Go through the listing and repeat each entry exactly, but include no pictures.
━━━ RECORDED INFORMATION
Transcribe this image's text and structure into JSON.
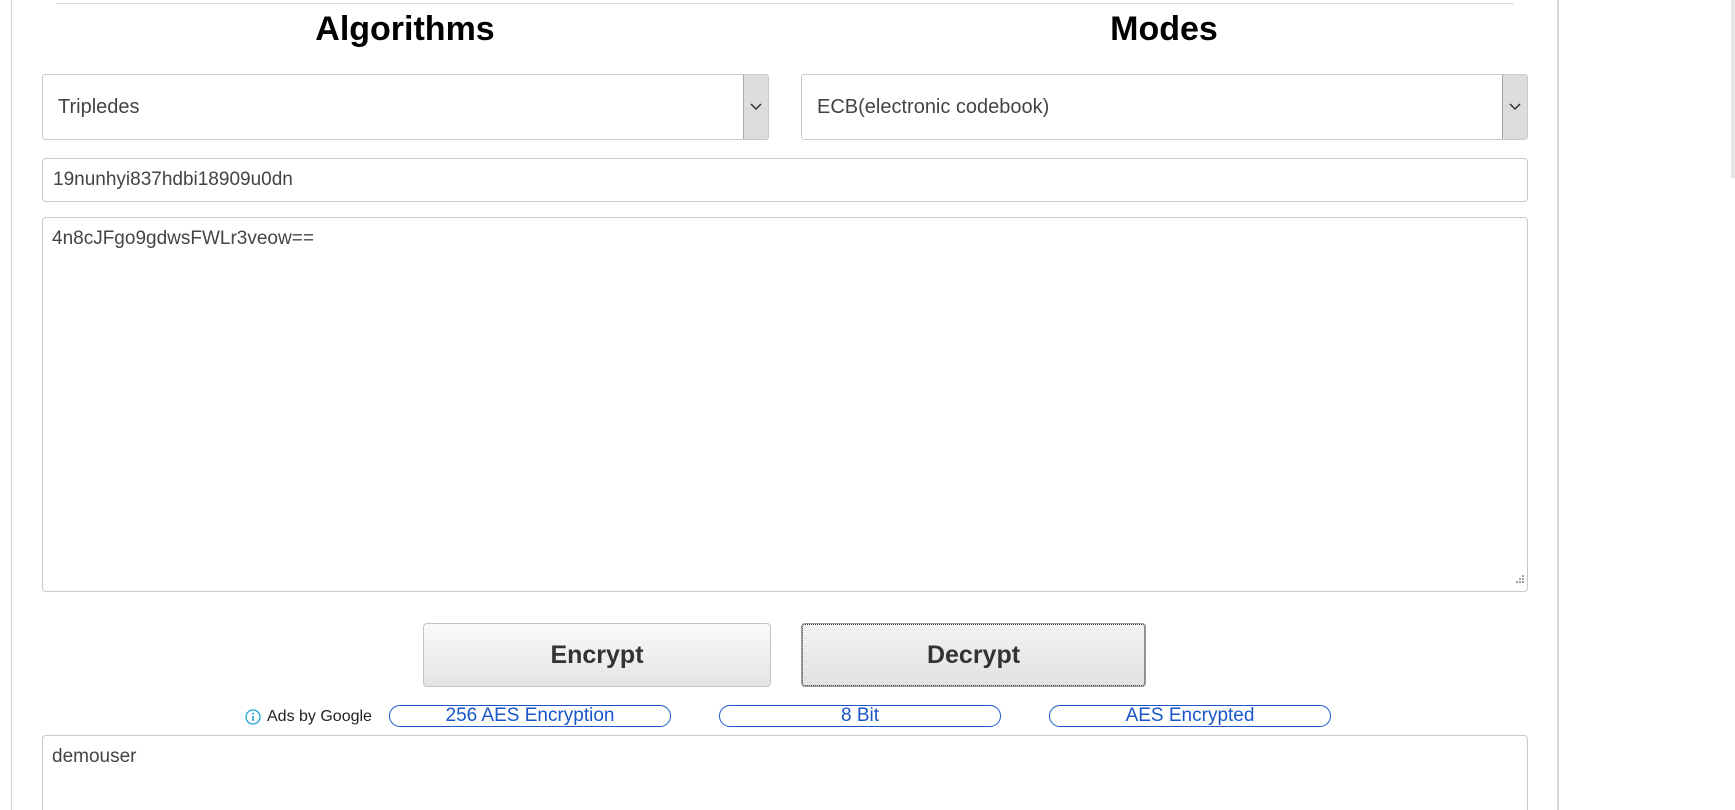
{
  "headings": {
    "algorithms": "Algorithms",
    "modes": "Modes"
  },
  "algorithm_select": {
    "selected": "Tripledes"
  },
  "mode_select": {
    "selected": "ECB(electronic codebook)"
  },
  "key_input": {
    "value": "19nunhyi837hdbi18909u0dn"
  },
  "input_text": {
    "value": "4n8cJFgo9gdwsFWLr3veow=="
  },
  "buttons": {
    "encrypt": "Encrypt",
    "decrypt": "Decrypt"
  },
  "ads": {
    "label": "Ads by Google",
    "links": [
      "256 AES Encryption",
      "8 Bit",
      "AES Encrypted"
    ]
  },
  "output_text": {
    "value": "demouser"
  },
  "icons": {
    "dropdown": "chevron-down-icon",
    "info": "info-icon",
    "resize": "resize-grip-icon"
  },
  "colors": {
    "ad_link": "#1a56c8",
    "info_icon": "#1aa3d6"
  }
}
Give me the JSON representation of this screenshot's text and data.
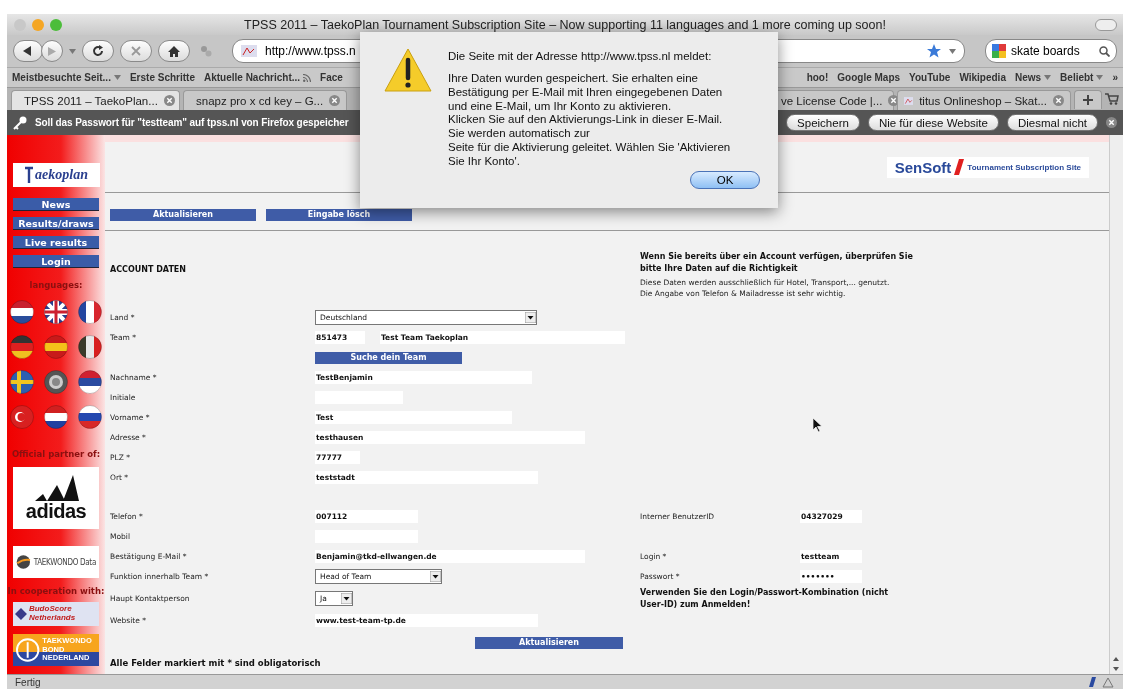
{
  "window": {
    "title": "TPSS 2011 – TaekoPlan Tournament Subscription Site – Now supporting 11 languages and 1 more coming up soon!"
  },
  "toolbar": {
    "url": "http://www.tpss.n",
    "search": {
      "value": "skate boards"
    }
  },
  "bookmarks_left": [
    {
      "label": "Meistbesuchte Seit...",
      "kind": "menu"
    },
    {
      "label": "Erste Schritte",
      "kind": "link"
    },
    {
      "label": "Aktuelle Nachricht...",
      "kind": "feed"
    },
    {
      "label": "Face",
      "kind": "link"
    }
  ],
  "bookmarks_right": [
    {
      "label": "hoo!",
      "kind": "link"
    },
    {
      "label": "Google Maps",
      "kind": "link"
    },
    {
      "label": "YouTube",
      "kind": "link"
    },
    {
      "label": "Wikipedia",
      "kind": "link"
    },
    {
      "label": "News",
      "kind": "menu"
    },
    {
      "label": "Beliebt",
      "kind": "menu"
    },
    {
      "label": "»",
      "kind": "link"
    }
  ],
  "tabs_left": [
    {
      "label": "TPSS 2011 – TaekoPlan...",
      "selected": true
    },
    {
      "label": "snapz pro x cd key – G...",
      "selected": false
    }
  ],
  "tabs_right": [
    {
      "label": "ve License Code |...",
      "selected": false
    },
    {
      "label": "titus Onlineshop – Skat...",
      "selected": false
    }
  ],
  "password_bar": {
    "message": "Soll das Passwort für \"testteam\" auf tpss.nl von Firefox gespeicher",
    "buttons": [
      "Speichern",
      "Nie für diese Website",
      "Diesmal nicht"
    ]
  },
  "sidebar": {
    "logo": "aekoplan",
    "nav": [
      "News",
      "Results/draws",
      "Live results",
      "Login"
    ],
    "languages_label": "languages:",
    "partner_label": "Official partner of:",
    "partner_logos": [
      "adidas",
      "TAEKWONDO Data"
    ],
    "cooperation_label": "In cooperation with:",
    "cooperation_logos": [
      "BudoScore Netherlands",
      "TAEKWONDO BOND NEDERLAND"
    ]
  },
  "header_logo": {
    "brand": "SenSoft",
    "tagline": "Tournament Subscription Site"
  },
  "top_buttons": [
    "Aktualisieren",
    "Eingabe lösch"
  ],
  "section_title": "ACCOUNT DATEN",
  "info": {
    "heading": "Wenn Sie bereits über ein Account verfügen, überprüfen Sie\nbitte Ihre Daten auf die Richtigkeit",
    "text": "Diese Daten werden ausschließlich für Hotel, Transport,... genutzt.\nDie Angabe von Telefon & Mailadresse ist sehr wichtig."
  },
  "address_rows": [
    {
      "label": "Land *",
      "kind": "select",
      "value": "Deutschland"
    },
    {
      "label": "Team *",
      "kind": "pair",
      "values": [
        "851473",
        "Test Team Taekoplan"
      ]
    },
    {
      "kind": "button",
      "value": "Suche dein Team"
    },
    {
      "label": "Nachname *",
      "kind": "text",
      "value": "TestBenjamin"
    },
    {
      "label": "Initiale",
      "kind": "text"
    },
    {
      "label": "Vorname *",
      "kind": "text",
      "value": "Test"
    },
    {
      "label": "Adresse *",
      "kind": "text",
      "value": "testhausen"
    },
    {
      "label": "PLZ *",
      "kind": "text",
      "value": "77777"
    },
    {
      "label": "Ort *",
      "kind": "text",
      "value": "teststadt"
    }
  ],
  "contact_rows": [
    {
      "label": "Telefon *",
      "kind": "text",
      "value": "007112",
      "side": {
        "label": "Interner BenutzerID",
        "value": "04327029"
      }
    },
    {
      "label": "Mobil",
      "kind": "text"
    },
    {
      "label": "Bestätigung E-Mail *",
      "kind": "text",
      "value": "Benjamin@tkd-ellwangen.de",
      "side": {
        "label": "Login *",
        "value": "testteam"
      }
    },
    {
      "label": "Funktion innerhalb Team *",
      "kind": "select",
      "value": "Head of Team",
      "side": {
        "label": "Passwort *",
        "value": "•••••••"
      }
    },
    {
      "label": "Haupt Kontaktperson",
      "kind": "select",
      "value": "Ja",
      "side": {
        "note": "Verwenden Sie den Login/Passwort-Kombination (nicht\nUser-ID) zum Anmelden!"
      }
    },
    {
      "label": "Website *",
      "kind": "text",
      "value": "www.test-team-tp.de"
    }
  ],
  "update_button": "Aktualisieren",
  "footnote": "Alle Felder markiert mit * sind obligatorisch",
  "status_bar": {
    "text": "Fertig"
  },
  "dialog": {
    "title": "Die Seite mit der Adresse http://www.tpss.nl meldet:",
    "message": "Ihre Daten wurden gespeichert. Sie erhalten eine\nBestätigung per E-Mail mit Ihren eingegebenen Daten\nund eine E-Mail, um Ihr Konto zu aktivieren.\nKlicken Sie auf den Aktivierungs-Link in dieser E-Mail.\nSie werden automatisch zur\nSeite für die Aktivierung geleitet. Wählen Sie 'Aktivieren\nSie Ihr Konto'.",
    "button": "OK"
  }
}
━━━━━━
ANSWER SECTION.
Transcribe this image's text and structure into JSON.
{
  "headings": {
    "algorithms": "Algorithms",
    "modes": "Modes"
  },
  "algorithm_select": {
    "selected": "Tripledes"
  },
  "mode_select": {
    "selected": "ECB(electronic codebook)"
  },
  "key_input": {
    "value": "19nunhyi837hdbi18909u0dn"
  },
  "input_text": {
    "value": "4n8cJFgo9gdwsFWLr3veow=="
  },
  "buttons": {
    "encrypt": "Encrypt",
    "decrypt": "Decrypt"
  },
  "ads": {
    "label": "Ads by Google",
    "links": [
      "256 AES Encryption",
      "8 Bit",
      "AES Encrypted"
    ]
  },
  "output_text": {
    "value": "demouser"
  },
  "icons": {
    "dropdown": "chevron-down-icon",
    "info": "info-icon",
    "resize": "resize-grip-icon"
  },
  "colors": {
    "ad_link": "#1a56c8",
    "info_icon": "#1aa3d6"
  }
}
Give me the JSON representation of this screenshot's text and data.
{
  "window": {
    "title": "TPSS 2011 – TaekoPlan Tournament Subscription Site – Now supporting 11 languages and 1 more coming up soon!"
  },
  "toolbar": {
    "url": "http://www.tpss.n",
    "search": {
      "value": "skate boards"
    }
  },
  "bookmarks_left": [
    {
      "label": "Meistbesuchte Seit...",
      "kind": "menu"
    },
    {
      "label": "Erste Schritte",
      "kind": "link"
    },
    {
      "label": "Aktuelle Nachricht...",
      "kind": "feed"
    },
    {
      "label": "Face",
      "kind": "link"
    }
  ],
  "bookmarks_right": [
    {
      "label": "hoo!",
      "kind": "link"
    },
    {
      "label": "Google Maps",
      "kind": "link"
    },
    {
      "label": "YouTube",
      "kind": "link"
    },
    {
      "label": "Wikipedia",
      "kind": "link"
    },
    {
      "label": "News",
      "kind": "menu"
    },
    {
      "label": "Beliebt",
      "kind": "menu"
    },
    {
      "label": "»",
      "kind": "link"
    }
  ],
  "tabs_left": [
    {
      "label": "TPSS 2011 – TaekoPlan...",
      "selected": true
    },
    {
      "label": "snapz pro x cd key – G...",
      "selected": false
    }
  ],
  "tabs_right": [
    {
      "label": "ve License Code |...",
      "selected": false
    },
    {
      "label": "titus Onlineshop – Skat...",
      "selected": false
    }
  ],
  "password_bar": {
    "message": "Soll das Passwort für \"testteam\" auf tpss.nl von Firefox gespeicher",
    "buttons": [
      "Speichern",
      "Nie für diese Website",
      "Diesmal nicht"
    ]
  },
  "sidebar": {
    "logo": "aekoplan",
    "nav": [
      "News",
      "Results/draws",
      "Live results",
      "Login"
    ],
    "languages_label": "languages:",
    "partner_label": "Official partner of:",
    "partner_logos": [
      "adidas",
      "TAEKWONDO Data"
    ],
    "cooperation_label": "In cooperation with:",
    "cooperation_logos": [
      "BudoScore Netherlands",
      "TAEKWONDO BOND NEDERLAND"
    ]
  },
  "header_logo": {
    "brand": "SenSoft",
    "tagline": "Tournament Subscription Site"
  },
  "top_buttons": [
    "Aktualisieren",
    "Eingabe lösch"
  ],
  "section_title": "ACCOUNT DATEN",
  "info": {
    "heading": "Wenn Sie bereits über ein Account verfügen, überprüfen Sie\nbitte Ihre Daten auf die Richtigkeit",
    "text": "Diese Daten werden ausschließlich für Hotel, Transport,... genutzt.\nDie Angabe von Telefon & Mailadresse ist sehr wichtig."
  },
  "address_rows": [
    {
      "label": "Land *",
      "kind": "select",
      "value": "Deutschland"
    },
    {
      "label": "Team *",
      "kind": "pair",
      "values": [
        "851473",
        "Test Team Taekoplan"
      ]
    },
    {
      "kind": "button",
      "value": "Suche dein Team"
    },
    {
      "label": "Nachname *",
      "kind": "text",
      "value": "TestBenjamin"
    },
    {
      "label": "Initiale",
      "kind": "text"
    },
    {
      "label": "Vorname *",
      "kind": "text",
      "value": "Test"
    },
    {
      "label": "Adresse *",
      "kind": "text",
      "value": "testhausen"
    },
    {
      "label": "PLZ *",
      "kind": "text",
      "value": "77777"
    },
    {
      "label": "Ort *",
      "kind": "text",
      "value": "teststadt"
    }
  ],
  "contact_rows": [
    {
      "label": "Telefon *",
      "kind": "text",
      "value": "007112",
      "side": {
        "label": "Interner BenutzerID",
        "value": "04327029"
      }
    },
    {
      "label": "Mobil",
      "kind": "text"
    },
    {
      "label": "Bestätigung E-Mail *",
      "kind": "text",
      "value": "Benjamin@tkd-ellwangen.de",
      "side": {
        "label": "Login *",
        "value": "testteam"
      }
    },
    {
      "label": "Funktion innerhalb Team *",
      "kind": "select",
      "value": "Head of Team",
      "side": {
        "label": "Passwort *",
        "value": "•••••••"
      }
    },
    {
      "label": "Haupt Kontaktperson",
      "kind": "select",
      "value": "Ja",
      "side": {
        "note": "Verwenden Sie den Login/Passwort-Kombination (nicht\nUser-ID) zum Anmelden!"
      }
    },
    {
      "label": "Website *",
      "kind": "text",
      "value": "www.test-team-tp.de"
    }
  ],
  "update_button": "Aktualisieren",
  "footnote": "Alle Felder markiert mit * sind obligatorisch",
  "status_bar": {
    "text": "Fertig"
  },
  "dialog": {
    "title": "Die Seite mit der Adresse http://www.tpss.nl meldet:",
    "message": "Ihre Daten wurden gespeichert. Sie erhalten eine\nBestätigung per E-Mail mit Ihren eingegebenen Daten\nund eine E-Mail, um Ihr Konto zu aktivieren.\nKlicken Sie auf den Aktivierungs-Link in dieser E-Mail.\nSie werden automatisch zur\nSeite für die Aktivierung geleitet. Wählen Sie 'Aktivieren\nSie Ihr Konto'.",
    "button": "OK"
  }
}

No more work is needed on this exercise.